In 2020 the areas Utsira Nord (up to 1,500 MW) and Sørlige Nordsjø II (up to 3,000 MW) were the two first areas opened for development of offshore wind in Norway. In the public hearing for the guide for the application process and amendments to the Offshore Energy Act and ancillary regulations, offshore wind developers emphasised the importance of hybrid cables for the development of Sørlige Nordsjø II to be profitable. Furthermore, it was also raised concerns related to an auction-based licensing process for Sørlige Nordsjø II due to the lack of maturity of legal framework and unclarities related to the Sørlige Nordsjø II license area.
In a press conference on 9 February 2022, the government announced the following updates to the Norwegian offshore wind initiative:
The first development phase of Sørlige Nordsjø II will not be a hybrid project
The development Sørlige Nordsjø II will be divided into two phases whereas the first phase of 1,500 MW will be developed without interconnectors and not as a hybrid project. The first phase of Sørlige Nordsjø II will be connected to the Norwegian onshore grid by radials. In the press conference securing low Norwegian electricity prices and securing electricity for the Norwegian industry were mentioned as the reasons for excluding a hybrid project in Sørlige Nordsjø II. Although it was acknowledged that it most likely would require governmental subsidies to develop the first phase of Sørlige Nordsjø II not as a hybrid project, no further information on subsidy schemes were presented.
However, the door was not completely shut for hybrid cables in the second phase of the development of Sørlige Nordsjø II. For the second phase (also 1,500 MW) the government announced that it would review the alternatives for grid connection and the effect on the Norwegian electricity system. The investigation of alternatives for grid connection will be carried out by NVE and Statnett and is indicated to be completed during the autumn 2022. Based on the government’s reasoning for excluding hybrid projects in phase one of Sørlige Nordsjø II, it may be assumed that any conclusions in the investigation on hybrid cables’ effect on electricity prices in southern Norway will be of material importance.
The first phase of Sørlige Nordsjø II will be based on an auction-model
Disregarding certain concerns raised in the public hearing, the government confirmed that the licensing process for Sørlige Nordsjø II will be based on an auction-model. No further details were given on the structure of the auction-process, hence it remains to be seen how the final model will look like. However, it seems clear, given that hybrid cables are excluded for the first phase of Sørlige Nordsjø II, that governmental subsidies will be necessary to kick-off the development of Sørlige Nordsjø II.
Dividing Sørlige Nordsjø II and Utsira Nord into smaller project areas
To avoid overlapping projects, a public hearing on a proposal from the Ministry of Petroleum and Energy’s (“MPE”) to divide Utsira Nord and Sørlige Nordsjø II into smaller project areas was also initiated on 9 February 2022.
For Utsira Nord MPE proposes two alternative layouts: In the first alternative, Utsira Nord is divided into four project areas with two project areas with 500 MW each and two project areas with 250 MW each.
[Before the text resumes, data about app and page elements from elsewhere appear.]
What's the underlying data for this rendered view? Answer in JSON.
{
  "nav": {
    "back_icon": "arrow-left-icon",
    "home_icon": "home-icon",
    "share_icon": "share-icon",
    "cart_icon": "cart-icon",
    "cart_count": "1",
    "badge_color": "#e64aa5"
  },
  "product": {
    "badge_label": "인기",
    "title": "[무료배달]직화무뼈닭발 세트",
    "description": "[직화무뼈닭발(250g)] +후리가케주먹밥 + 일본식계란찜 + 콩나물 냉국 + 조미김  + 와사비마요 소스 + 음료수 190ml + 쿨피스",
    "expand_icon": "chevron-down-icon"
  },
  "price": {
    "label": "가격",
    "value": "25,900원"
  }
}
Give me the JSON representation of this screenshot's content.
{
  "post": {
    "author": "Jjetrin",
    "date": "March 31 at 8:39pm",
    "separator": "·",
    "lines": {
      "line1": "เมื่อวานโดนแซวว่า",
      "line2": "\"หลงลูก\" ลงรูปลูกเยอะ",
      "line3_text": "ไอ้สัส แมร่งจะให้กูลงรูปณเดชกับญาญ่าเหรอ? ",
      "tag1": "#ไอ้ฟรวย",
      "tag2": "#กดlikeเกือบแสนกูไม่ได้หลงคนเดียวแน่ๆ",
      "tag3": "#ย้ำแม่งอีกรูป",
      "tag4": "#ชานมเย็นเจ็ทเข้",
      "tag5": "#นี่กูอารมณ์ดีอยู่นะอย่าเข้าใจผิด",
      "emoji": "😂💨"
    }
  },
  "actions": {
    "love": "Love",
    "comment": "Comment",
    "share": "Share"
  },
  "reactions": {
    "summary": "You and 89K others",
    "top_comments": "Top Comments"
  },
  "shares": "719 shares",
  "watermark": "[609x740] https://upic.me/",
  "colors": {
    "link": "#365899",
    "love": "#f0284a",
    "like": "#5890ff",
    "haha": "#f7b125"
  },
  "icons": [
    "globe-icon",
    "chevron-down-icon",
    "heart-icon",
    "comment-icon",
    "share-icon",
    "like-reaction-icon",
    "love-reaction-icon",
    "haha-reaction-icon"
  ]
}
In the second alternative, Utsira Nord is divided into three project areas with two project areas with 600 MW each and one project area with 300 MW.
It is also proposed that Sørlige Nordsjø II is divided into three project areas of 1,500 MW whereas only two of the project areas will be opened.
The public hearing for proposed project areas in Sørlige Nordsjø II and Utsira Nord will be concluded by end of April 2022.
Investigation of new areas for Offshore wind
It was also announced that MPE will instruct NVE to identify new areas for development of offshore wind and to prepare a proposal for an impact assessment program. It is estimated that the preparation of the proposal will take 9 to 12 months. Thereafter the impact assessment program must be completed before new areas may be opened for offshore wind.
Timeline for adopting the amendments in the Offshore Energy Act and ancillary regulations
The government announced that the amendments to the Offshore Energy Act, which was sent on public hearing in 2021, would be presented to the Norwegian Parliament by end of H1 2022. Furthermore, it was indicated that the process for awarding licenses for the project areas would be initiated during autumn 2022.
Amund focuses on renewable energy, and assists in acquisitions and mergers within the renewable sector and matters relating to energy law, water resources law and concessions. Amund also has substantial experience within the practice areas real estate and commercial dispute resolution and litigation.
Lars Strøm Killengreen works primarily with M&A (transactions), corporate and contract law, but also assists in matters relating to energy law, water resources law and concessions within the renewable sector.